##### DATA FOR ANALYSIS #####
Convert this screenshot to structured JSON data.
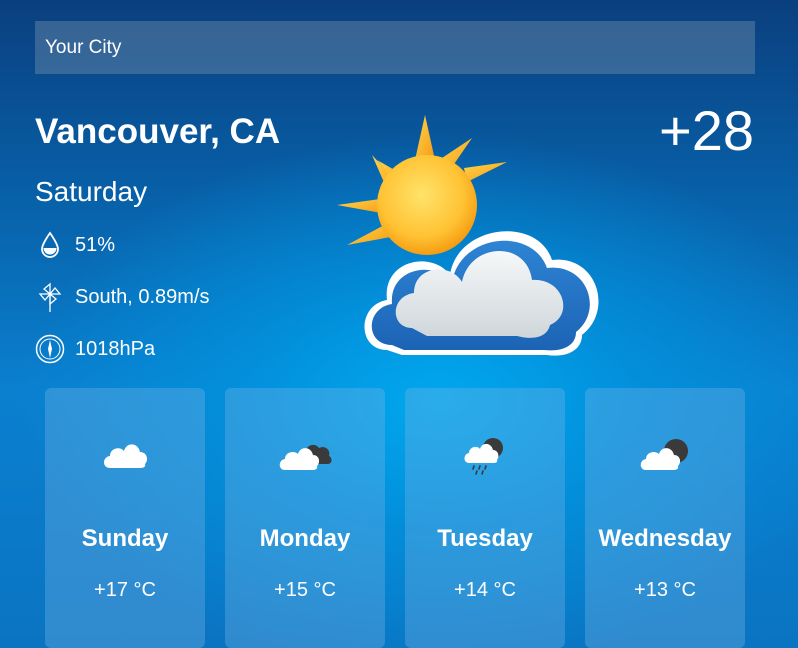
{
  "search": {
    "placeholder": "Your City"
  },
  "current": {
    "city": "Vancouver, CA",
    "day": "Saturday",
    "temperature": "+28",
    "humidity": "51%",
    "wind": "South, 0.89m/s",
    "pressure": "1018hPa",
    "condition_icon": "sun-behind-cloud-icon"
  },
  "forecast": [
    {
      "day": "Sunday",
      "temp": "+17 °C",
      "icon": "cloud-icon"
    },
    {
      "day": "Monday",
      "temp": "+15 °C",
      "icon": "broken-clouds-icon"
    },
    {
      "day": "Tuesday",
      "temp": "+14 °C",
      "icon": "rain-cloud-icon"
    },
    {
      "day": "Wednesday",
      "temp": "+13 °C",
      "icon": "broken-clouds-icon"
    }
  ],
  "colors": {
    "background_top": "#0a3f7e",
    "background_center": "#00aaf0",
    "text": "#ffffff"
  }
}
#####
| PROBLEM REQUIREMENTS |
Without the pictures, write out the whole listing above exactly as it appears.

| WRITTEN ANSWER |
Convert this screenshot to structured JSON data.
{
  "search": {
    "placeholder": "Your City"
  },
  "current": {
    "city": "Vancouver, CA",
    "day": "Saturday",
    "temperature": "+28",
    "humidity": "51%",
    "wind": "South, 0.89m/s",
    "pressure": "1018hPa",
    "condition_icon": "sun-behind-cloud-icon"
  },
  "forecast": [
    {
      "day": "Sunday",
      "temp": "+17 °C",
      "icon": "cloud-icon"
    },
    {
      "day": "Monday",
      "temp": "+15 °C",
      "icon": "broken-clouds-icon"
    },
    {
      "day": "Tuesday",
      "temp": "+14 °C",
      "icon": "rain-cloud-icon"
    },
    {
      "day": "Wednesday",
      "temp": "+13 °C",
      "icon": "broken-clouds-icon"
    }
  ],
  "colors": {
    "background_top": "#0a3f7e",
    "background_center": "#00aaf0",
    "text": "#ffffff"
  }
}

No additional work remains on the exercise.